- Use interior light timers to establish a pattern of occupancy
- Exterior lighting should allow 100- feet of visibility
- Use good lighting along the pathway and at your door
- Use light timers or photo-cells to turn on/off lights automatically
- Use PID motion sensor lights on the rear of single family homes
If used properly, audible alarm systems definitely have a place in a home security plan and are effective when set. Alarms systems deter burglaries because they increase the chances of being detected and increase the chances of being arrested by the police.
Residents need to advertise that they have an alarm system in their home. Yard signs and decals are effective ways to let criminals know that the property is alarmed. Home burglars will usually bypass a property with visible alarm signs and will go to another property without such a sign.
All systems should have an audible horn or bell to be effective in case someone does break in. Burglars know that when an alarm goes off that the police will be called and will respond to an active alarm code. Home alarms, like car alarms, are generally ignored by the public. However, your good neighbor will respond to your alarm. It is not unusual to have a neighbor wait for the police, allow them inside for an inspection, and secure the residence.
- The greatest barrier getting to this level of neighborhood participation is taking the first step.
- You should invite your adjacent neighbors over to your home for coffee and begin the information exchange. You’ll be amazed how the process runs on automatic from there.
- Alarm systems are effective deterrents with visible signage
- Register you alarm system with the police.
- Activate your alarm every—I repeat ”every” —time you leave your home. It only takes several minutes to get burglarized.
- Alarm systems need to be properly installed, programmed, periodically tested, and maintained.
- Alarm systems need to have an audible horn or bell to be effective
- Make sure your alarm response call list is up to date
- Instruct your neighbor how to respond to an alarm bell
This is a program supported by most police agencies. They recommend that you engrave your drivers’ license, on televisions, stereos, computers, and small electronic appliances. Invisible infrared marks are also available to mark your possessions. They suggest this so they can identify and locate you if your stolen items are recovered.
It is also recommend that you photograph your valuables in their locations around your home and make a list of the make, model, and serial numbers. This is very important for proof when filing insurance claims.
You should keep this list in a safety deposit box or with a relative for safe keeping. Keep receipts of the larger items in case you need to prove the value of the items for insurance purposes.

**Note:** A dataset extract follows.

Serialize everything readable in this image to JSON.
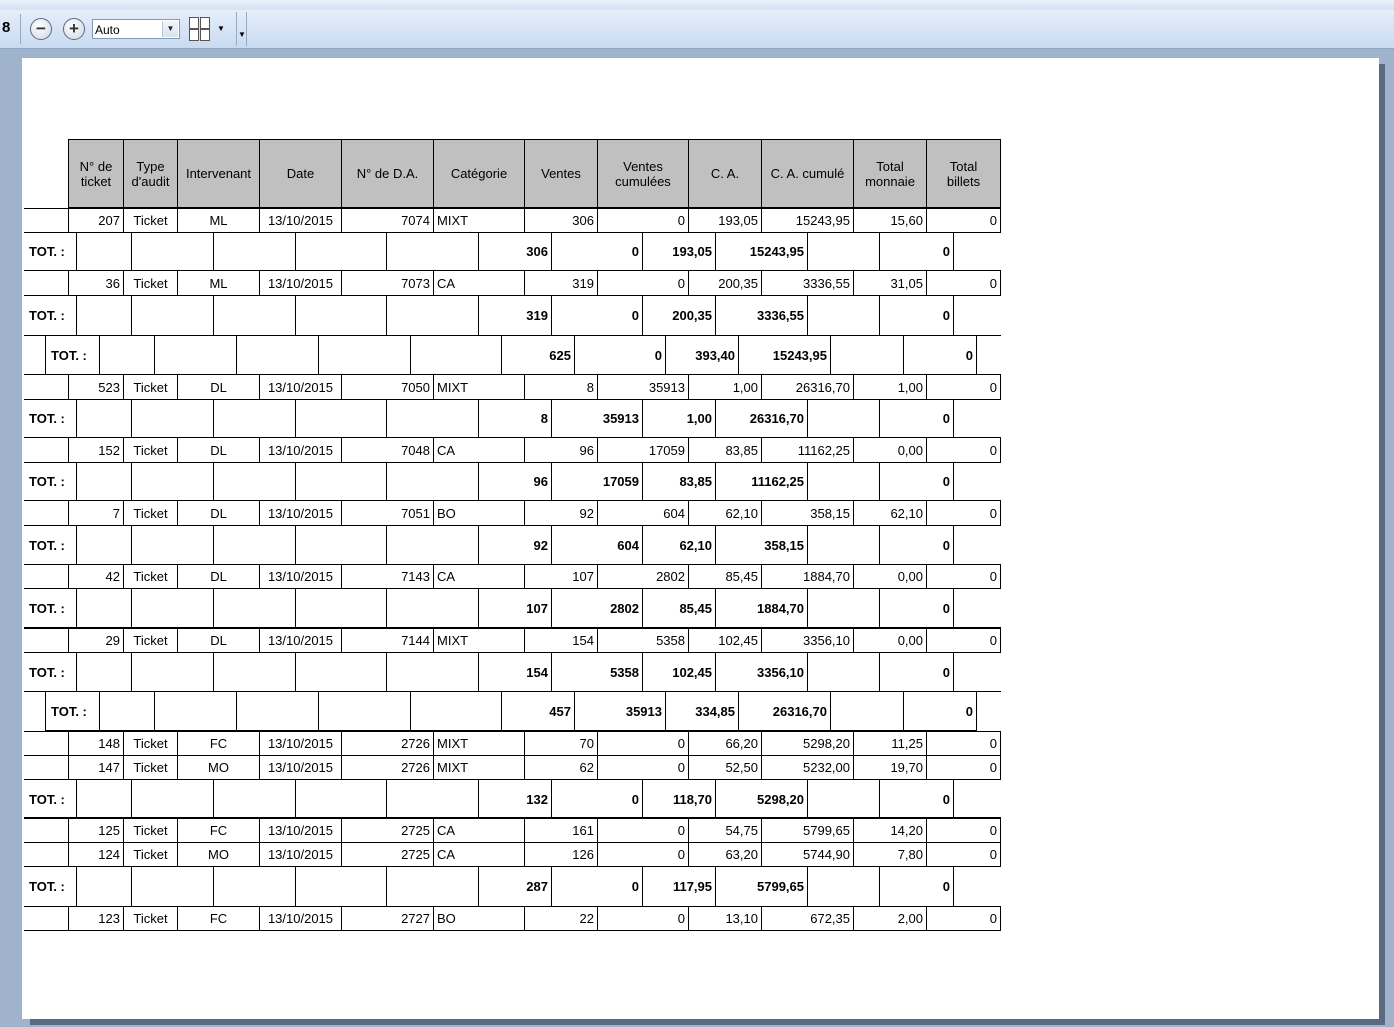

All of the above can be done on an electronic program called “report it”. You can list your possessions along with picture and invoice attachments. If items are stolen you can generate a list with photographs of the items for the police.
It is also recommend that you photocopy important documents and the contents of your wallet. You will be thankful that you took these steps in case your home is ever destroyed by fire or flood, is ransacked, or if your wallet is lost or stolen. Keep these photocopies in a safety deposit box or in a safe place away from your house.
- Identify your valuables by either engraving or marking your drivers’ license number on each item
- Photograph and record the serial numbers of all valuables
- Photocopy the contents of your wallet and other important documents
- Store the copies in a safe deposit box or with a trusted relative
Having a safe in your home is a wise investment. Home safes are designed to keep the smash and grab burglar, nosey kids, dishonest babysitter or housekeeper from gaining access to important documents and personal property. Home safes need to be anchored to the floor or permanent shelving.
- Use the safe every day so it becomes routine
- Protect the safe code and change it occasionally
- Install it away from the master bedroom or closet